by CDR Staff


Komptech Americas a supplier of machinery and systems for the mechanical and mechanical-biological treatment of solid waste and for the treatment of biomass as a renewable energy source headquartered in Westminster, Colorado, has committed to become the headline sponsor at the 26th Annual U.S. Composting Council (USCC) Conference and Tradeshow. Komptech was one of the original demonstrators of equipment for USCC’s equipment and demonstration days.

USCC’s Compost2018, titled Game On! Building Sustainable Communities, will be held Jan. 22 to 25, 2018, at the Westin Peachtree Plaza Hotel in Atlanta. The conference routinely attracts 1,000 attendees and includes four days of workshops, expo, sessions as well as an off-site live demonstration of compost manufacturing equipment. Scott Jenkins of the Atlanta Falcons and Chair of the Green Sports Alliance will be a keynote speaker.

“We support the U.S. Composting Council and its goal to significantly impact the compost industry. With our headline sponsorship, we are solidifying not only our commitment to the council and the conference, but to the entire composting industry,” says Brandon Lapsys, general manager of Komptech Americas.

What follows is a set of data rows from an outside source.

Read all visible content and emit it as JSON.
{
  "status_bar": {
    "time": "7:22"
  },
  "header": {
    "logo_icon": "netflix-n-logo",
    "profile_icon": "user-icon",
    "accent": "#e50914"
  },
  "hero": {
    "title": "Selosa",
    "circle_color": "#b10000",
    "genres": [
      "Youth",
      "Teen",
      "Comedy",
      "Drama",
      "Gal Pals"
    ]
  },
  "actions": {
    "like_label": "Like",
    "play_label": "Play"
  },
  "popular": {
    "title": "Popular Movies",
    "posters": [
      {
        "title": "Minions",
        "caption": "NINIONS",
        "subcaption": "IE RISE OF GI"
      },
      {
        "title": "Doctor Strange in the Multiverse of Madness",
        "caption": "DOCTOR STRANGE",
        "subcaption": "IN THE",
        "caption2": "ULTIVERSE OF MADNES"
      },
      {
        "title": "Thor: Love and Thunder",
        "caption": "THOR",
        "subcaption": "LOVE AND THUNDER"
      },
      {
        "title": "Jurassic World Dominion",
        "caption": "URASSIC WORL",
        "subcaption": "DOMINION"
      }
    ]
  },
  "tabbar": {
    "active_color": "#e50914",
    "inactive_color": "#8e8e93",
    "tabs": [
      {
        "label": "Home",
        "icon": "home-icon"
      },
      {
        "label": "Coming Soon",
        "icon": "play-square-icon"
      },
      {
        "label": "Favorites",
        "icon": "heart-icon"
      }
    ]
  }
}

Learn more here.

Earth Matters: The Zero-Waste House That Jeter Built

by Susan Hellauer

Birds-eye view of the new Yankee Stadium in the Bronx. Starting with recycled steel and concrete, and diversion of construction waste, the home of the Yankees has become one of Major League Baseball`s greenest operations. Photo courtesy The New York Yankees.

Birds-eye view of the new Yankee Stadium in the Bronx. Starting with recycled steel and concrete, and diversion of construction waste, the home of the Yankees has become one of Major League Baseball`s greenest operations. Photo courtesy The New York Yankees.

It was the hottest ticket in town and I—Yankee fan from my Bronx birth—had snagged one in the left field main deck, thanks to my old friend Wendy, who had a ticket to spare. It was May 14th, Derek Jeter night, and the Yankees honored the 42-year-old former captain and future Hall of Famer by retiring his number (2) and unveiling his Monument Park plaque. The pre-game ceremony—for which all remained standing—was filled with career-spanning clutch-play highlights, Jeter-era Yankee greats, and a Wagner opera’s worth of heroic fanfares.

When the emotional hour-long event was over, the ever-considerate Wendy took all the snack boxes, cups and food wrappers up to discard them. She returned after a long absence looking puzzled: there wasn’t a garbage can to be found anywhere. Finally, she spied a maintenance man pushing a cart, and tossed in the trash.

But that trash in her hands wasn’t trash at all. Rather, it was destined for diversion—to be recycled or composted, never to see a landfill. The new Yankee Stadium, which opened in 2009 across the street from the now-demolished 1923 House that Ruth Built, was designed from the get-go as a sustainable, zero-waste oasis, and not a daily avalanche of food-related garbage, like most stadiums.

Green from the ground up

Thanks to organizations like the 384-member (and growing) Green Sports Alliance, teams and stadiums of all kinds are making strides toward zero waste. The shift is sparing landfills millions of cubic feet of garbage each year, reducing energy and water use, and cutting down on carbon emissions. And the Bronx’s 47,422-seat Yankee Stadium is one of Major League Baseball’s greenest operations.

There was no need to convert the new stadium to a more sustainable profile: it was all baked in, right from the recycled structural steel and concrete aggregate used in its construction.The 31,000 square-foot Great Hall, through which most guests arrive, is built with massive open-air archways that allow for natural cooling and ventilation: no air conditioning required. The energy savings per game from this alone equals about 125 New York City apartments shutting off their air-conditioning for a summer day.

The savings don’t stop there. The stadium’s ultra-efficient plumbing fixtures spare about 3.1 million gallons of water each year, reducing water use by 22 percent. And automated building controls are calibrated to reduce power consumption of lighting and ventilation systems when not in use.

Read the full post here.

To learn more about Green Sports Alliance membership, contact rahul@greensportsalliance.org